Editors Note: For the month of July, Christopher Gergen has been teaching in Prague. The following column includes contributions by his students.
In classrooms just downriver from the renowned Charles Bridge, students from 14 countries gather to discuss how to lead in a complex, global environment. Woven into the conversations are debates about what makes up a good life, how to put bold ideas into action for positive change and the kind of leadership needed for the 21st century.
These students are part of the Global Leadership Program offered by Leadership exCHANGE, a 14-year-old study abroad program founded by Heather McDougall, who now lives in Durham (and whose husband, Jason, helped start HQ Raleigh with Christopher Gergen).
Today, Leadership exCHANGE offers programs in Prague, Rome and Panama City for students from more than 80 countries and boasts more than 1,100 alumni. The goal of the program: provide emerging leaders with the skills, context and relationships to be change-making leaders and global citizens.
Given the rapid pace of globalization, we cant expect to lead effectively without a broader understanding of cultural nuance and historical context. Indeed, one of the most transformative experiences for these students seems to be the relationships they are forming with one another.
According to the Partnership for 21st Century Schools (to which North Carolina belongs), critical skills for next-generation leaders include the ability to learn from and work collaboratively with individuals representing diverse cultures, religions and lifestyles in a spirit of mutual respect and open dialogue in personal, work and community contexts.

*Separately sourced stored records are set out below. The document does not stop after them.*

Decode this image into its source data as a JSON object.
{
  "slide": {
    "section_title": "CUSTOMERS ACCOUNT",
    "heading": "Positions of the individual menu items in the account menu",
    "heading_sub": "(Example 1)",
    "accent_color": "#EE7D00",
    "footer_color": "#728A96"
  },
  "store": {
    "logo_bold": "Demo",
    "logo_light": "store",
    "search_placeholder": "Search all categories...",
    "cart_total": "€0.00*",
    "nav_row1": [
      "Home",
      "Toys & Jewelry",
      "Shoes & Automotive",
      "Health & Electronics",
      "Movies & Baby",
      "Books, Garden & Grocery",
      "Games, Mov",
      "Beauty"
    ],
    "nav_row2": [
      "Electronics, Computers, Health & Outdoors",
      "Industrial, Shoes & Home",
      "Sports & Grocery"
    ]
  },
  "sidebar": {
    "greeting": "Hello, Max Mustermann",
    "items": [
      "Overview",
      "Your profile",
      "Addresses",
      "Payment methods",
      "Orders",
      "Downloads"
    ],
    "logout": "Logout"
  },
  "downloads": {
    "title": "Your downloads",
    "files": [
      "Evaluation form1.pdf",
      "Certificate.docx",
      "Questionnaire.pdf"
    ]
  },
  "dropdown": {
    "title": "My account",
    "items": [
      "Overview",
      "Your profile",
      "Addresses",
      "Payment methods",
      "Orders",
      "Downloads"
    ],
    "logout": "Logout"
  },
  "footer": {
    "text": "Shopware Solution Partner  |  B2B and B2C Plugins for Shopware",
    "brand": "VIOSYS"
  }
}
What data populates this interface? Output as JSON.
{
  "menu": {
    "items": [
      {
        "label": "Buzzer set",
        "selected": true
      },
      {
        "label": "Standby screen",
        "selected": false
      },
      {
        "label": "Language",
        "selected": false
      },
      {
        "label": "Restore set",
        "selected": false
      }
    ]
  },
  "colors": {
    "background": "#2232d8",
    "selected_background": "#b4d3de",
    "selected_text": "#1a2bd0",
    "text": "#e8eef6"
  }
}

As SAS co-founder and CEO Jim Goodnight says, Innovation comes from all corners of the world. In order for the U.S. and North Carolina to stay competitive, it is vital that we give our students the best tools, technology and education, and an international perspective to help them understand, participate and succeed in the global economy.
Take, for example, Jenny Tracy from North Carolina Central University. Intrigued by the opportunity to expand her horizons, she applied for a GLP scholarship through the business school and cant believe the impact the experience is having on her. Putting 45 individuals together from around the world in a vibrant historic city is bound to reap results, she said. The program lights the fire of passion and innovation in all of us, and the connectedness the students feel to each other and their learning environment is the perfect breeding ground for both inspiration and action.
Putting inspiration into action seems to be the unwritten mantra of Leadership exCHANGE. Expose young, open minds to different cultures in a dynamic city. Challenge them to dream big while providing concrete business-building skills.
Watch what happens.
Virginia Campo of Cali, Colombia, and Veronika Jemelikova from the Czech Republic met through GLP in 2008. The two hatched a plan to launch Hecha y Derecha back in Panama City, where Virginia was a student. Named for women who have reached their full developmental potential, Hecha y Derechas mission is to break the poverty trap that limits many women in their development. Supported by GLP, the organization was a semi-finalist for the Dell Social Innovation Challenge.
Geraud Staton also joining GLP from NCCU seems to be on this same high-impact track. He hopes to launch a program for kids in Durham who have limited professional development opportunities but bright entrepreneurial ideas of their own.
Its time to make this happen, Staton said.
Programs like GLP have a transformative impact on both participants and their communities. Yet by some estimates, while four out of every five first-year college students aspire to study overseas, only about 2 percent do primarily because of mindset and cost.
Australia and Europe have created financial scholarships and incentives to encourage studying abroad.
Other schools, such as Queens University in Charlotte (with 94 percent of students studying abroad one of the nations highest rates) place a premium on the experience and help make it financially feasible by keeping prices reasonable and offering scholarships and loans.
What would it look like if we could do this for more students through a combination of public and private investment? In todays flattening world, a global education is a must for our next-generation leaders.
And imagine the potential impact for our state and the world.
Students Joey Weed, Elizabeth Herlon, Bharathi Rajan Panneer Selvam, Sukhjit Khalsa, Sammi Gollub and Natasha Sumners contributed.
Christopher Gergen is founder of Bull City Forward & Queen City Forward, a fellow with Fuquas Center for the Advancement of Social Entrepreneurship at Duke University, and the author of "Life Entrepreneurs." Stephen Martin, a director at the nonprofit Center for Creative Leadership, is author of the forthcoming book "The Messy Quest for Meaning" and blogs at www.messyquest.com. They can be reached at firstname.lastname@example.org and followed on Twitter through @cgergen.